There is a court fee for making an application, which you will need to keep in mind if this is the only viable approach to resolving the issue.
Letting your children decide where to live after divorce
If the courts become involved in your divorce, protecting your children’s best interests will always be their primary concern. This means that the court will always look to consult the children to find out what their wishes and feelings are.
This does not mean that your children will be explicitly asked to choose between you and your former partner, nor does it mean that what your children say will be the deciding factor. It simply helps the Court to build a full picture of the situation before they come to a decision on who they should live with.
More weight will be placed on the desires of older children and, when your child reaches the age of 16, they will legally be able to decide where they want to live – unless there is an existing Child Arrangement Order in place. A Child Arrangement Order is valid until the child turns 18.
Varying child arrangements after divorce
If you have made an agreement with your former partner regarding where your children should live, that doesn’t mean that both of your circumstances might change in the future.
If either of your circumstances change to such an extent that it would have an effect on where your children will stay, you would be well advised to work with an expert family law solicitor who can help to clarify what your options are moving forwards and whether you can change a prior agreement, such as a Child Arrangement Order.
Access and contact for non-resident parents
Non-resident parents (those who do not live the child) will still have a number of rights and responsibilities towards their children. A non-resident parent will still hold parental responsibility, which means they will still have a right to access and contact their children.
Depending on whether you have made a voluntary agreement, or a Child Arrangement Order is in place, the amount of time your child spends with each parent, and the practical details of what contact is appropriate will vary.
If you are the non-resident parent and you are being denied access to your children, then it may be necessary to go to court. From here, the court will rule on whether you are being unfairly denied access, taking the welfare of your children into consideration. From here, the court may sanction a contact order.
If you are the resident parent and you need to stop your former partner from seeing your children for their safety, you can make an emergency Child Arrangements Order application if you don’t already have an agreement in place. If you do have an existing Child Arrangement Order, you can make an emergency application to have its terms altered.
Who gets the house in a divorce with children
Deciding what happens to the family home during divorce when you have children can prove to be an incredibly contentious issue. Afterall, its likely to be the most valuable asset in the marriage.
It’s possible to decide between you and your partner who will continue living in the family home as a part of a voluntary agreement, but this is not always possible.
Where you are not able to agree on who should live in the family home, the court may sanction the immediate sale of the property, a deferred sale of the property, or the transfer of the property to one party’s sole name with a lump sum paid at the same time.
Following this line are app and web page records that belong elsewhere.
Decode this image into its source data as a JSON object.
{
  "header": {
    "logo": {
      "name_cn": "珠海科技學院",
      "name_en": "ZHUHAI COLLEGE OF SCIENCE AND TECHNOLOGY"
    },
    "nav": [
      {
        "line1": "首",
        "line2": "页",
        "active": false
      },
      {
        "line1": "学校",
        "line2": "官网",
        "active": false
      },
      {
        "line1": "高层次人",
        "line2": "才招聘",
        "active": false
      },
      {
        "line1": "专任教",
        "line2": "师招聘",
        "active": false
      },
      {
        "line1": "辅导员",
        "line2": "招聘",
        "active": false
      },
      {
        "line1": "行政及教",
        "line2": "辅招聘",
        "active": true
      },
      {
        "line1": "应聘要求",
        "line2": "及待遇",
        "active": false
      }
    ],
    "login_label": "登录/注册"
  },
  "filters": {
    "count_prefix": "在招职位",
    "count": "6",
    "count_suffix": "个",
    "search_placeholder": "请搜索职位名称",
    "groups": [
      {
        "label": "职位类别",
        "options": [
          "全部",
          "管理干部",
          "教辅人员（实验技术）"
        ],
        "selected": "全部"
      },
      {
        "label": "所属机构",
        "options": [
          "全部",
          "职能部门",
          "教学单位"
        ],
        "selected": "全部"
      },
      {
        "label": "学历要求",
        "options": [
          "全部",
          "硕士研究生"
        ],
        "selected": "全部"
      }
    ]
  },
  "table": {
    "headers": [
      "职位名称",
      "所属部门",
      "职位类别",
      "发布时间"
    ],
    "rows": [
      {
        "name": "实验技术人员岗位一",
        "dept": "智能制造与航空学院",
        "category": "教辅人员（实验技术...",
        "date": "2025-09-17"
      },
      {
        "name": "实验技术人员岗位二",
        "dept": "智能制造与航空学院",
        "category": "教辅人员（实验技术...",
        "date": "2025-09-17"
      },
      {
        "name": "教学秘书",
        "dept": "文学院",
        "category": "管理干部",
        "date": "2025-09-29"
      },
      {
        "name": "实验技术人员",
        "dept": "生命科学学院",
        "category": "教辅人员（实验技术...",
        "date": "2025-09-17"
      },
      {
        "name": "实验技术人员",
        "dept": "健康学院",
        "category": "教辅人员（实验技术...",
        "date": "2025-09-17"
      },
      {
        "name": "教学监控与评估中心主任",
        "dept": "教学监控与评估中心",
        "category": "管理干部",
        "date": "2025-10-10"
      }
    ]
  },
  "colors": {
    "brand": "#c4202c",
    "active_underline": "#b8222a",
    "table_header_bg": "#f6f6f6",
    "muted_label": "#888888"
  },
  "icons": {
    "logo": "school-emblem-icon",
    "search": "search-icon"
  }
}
This will all be context dependent.
Need help deciding what happens to your children during divorce?
At Sharp Family Law, we have a dedicated team of family law experts, who have a wide range of expertise with regards to child and parenting law.
Our team can help you during initial negotiations, support you during any court proceedings and advise you in relation to any changes you need to make to existing arrangements.
For pragmatic, constructive and sensible advice on any aspect of child and parenting law, please contact your local team in Bath or Bristol.
Bath 01225 448955 Bristol 0117 9055 055